Data for analysis START

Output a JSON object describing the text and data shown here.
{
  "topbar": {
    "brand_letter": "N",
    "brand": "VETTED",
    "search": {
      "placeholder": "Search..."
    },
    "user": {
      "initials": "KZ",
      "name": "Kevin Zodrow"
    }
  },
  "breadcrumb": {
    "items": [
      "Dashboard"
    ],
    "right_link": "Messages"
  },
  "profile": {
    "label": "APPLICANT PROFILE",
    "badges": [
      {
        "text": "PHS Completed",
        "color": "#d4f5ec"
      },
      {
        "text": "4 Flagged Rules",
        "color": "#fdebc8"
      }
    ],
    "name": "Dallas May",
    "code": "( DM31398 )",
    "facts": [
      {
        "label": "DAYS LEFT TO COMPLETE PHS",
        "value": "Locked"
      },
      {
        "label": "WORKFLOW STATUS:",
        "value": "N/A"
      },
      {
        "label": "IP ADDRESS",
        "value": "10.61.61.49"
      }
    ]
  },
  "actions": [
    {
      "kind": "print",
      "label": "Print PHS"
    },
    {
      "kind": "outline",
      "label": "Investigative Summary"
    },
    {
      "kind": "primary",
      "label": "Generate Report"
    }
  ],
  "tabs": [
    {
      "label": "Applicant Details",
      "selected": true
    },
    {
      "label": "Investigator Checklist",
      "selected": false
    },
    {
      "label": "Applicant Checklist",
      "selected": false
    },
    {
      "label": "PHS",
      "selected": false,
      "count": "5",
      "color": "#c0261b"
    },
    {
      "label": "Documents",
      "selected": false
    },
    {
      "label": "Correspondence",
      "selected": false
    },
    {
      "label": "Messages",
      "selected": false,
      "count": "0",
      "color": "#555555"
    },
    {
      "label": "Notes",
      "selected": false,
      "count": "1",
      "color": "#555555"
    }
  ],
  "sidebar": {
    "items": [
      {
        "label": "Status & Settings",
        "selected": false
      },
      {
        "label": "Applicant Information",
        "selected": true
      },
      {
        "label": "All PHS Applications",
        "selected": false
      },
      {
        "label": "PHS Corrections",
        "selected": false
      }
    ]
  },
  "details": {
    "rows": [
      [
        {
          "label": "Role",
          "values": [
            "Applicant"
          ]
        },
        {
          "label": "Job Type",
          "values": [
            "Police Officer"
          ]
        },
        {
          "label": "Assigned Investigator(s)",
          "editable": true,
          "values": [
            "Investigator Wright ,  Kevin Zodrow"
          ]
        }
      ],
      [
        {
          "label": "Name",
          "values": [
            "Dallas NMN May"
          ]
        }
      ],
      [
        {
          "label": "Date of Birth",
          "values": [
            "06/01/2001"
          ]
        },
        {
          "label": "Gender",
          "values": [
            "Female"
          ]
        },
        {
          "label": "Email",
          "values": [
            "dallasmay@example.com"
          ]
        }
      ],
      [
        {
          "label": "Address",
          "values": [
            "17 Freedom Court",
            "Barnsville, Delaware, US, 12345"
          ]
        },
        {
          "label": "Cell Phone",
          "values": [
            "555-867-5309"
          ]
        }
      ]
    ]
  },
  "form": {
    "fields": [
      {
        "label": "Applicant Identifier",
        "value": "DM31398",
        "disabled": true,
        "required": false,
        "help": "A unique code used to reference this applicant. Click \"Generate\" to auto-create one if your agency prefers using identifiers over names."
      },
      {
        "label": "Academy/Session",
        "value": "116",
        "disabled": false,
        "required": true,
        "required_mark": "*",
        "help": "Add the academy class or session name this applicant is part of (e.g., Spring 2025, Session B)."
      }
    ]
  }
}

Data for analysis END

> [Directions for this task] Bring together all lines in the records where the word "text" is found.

> [Expected output]
Output a JSON object describing the text and data shown here.
        "text": "PHS Completed",
        "text": "4 Flagged Rules",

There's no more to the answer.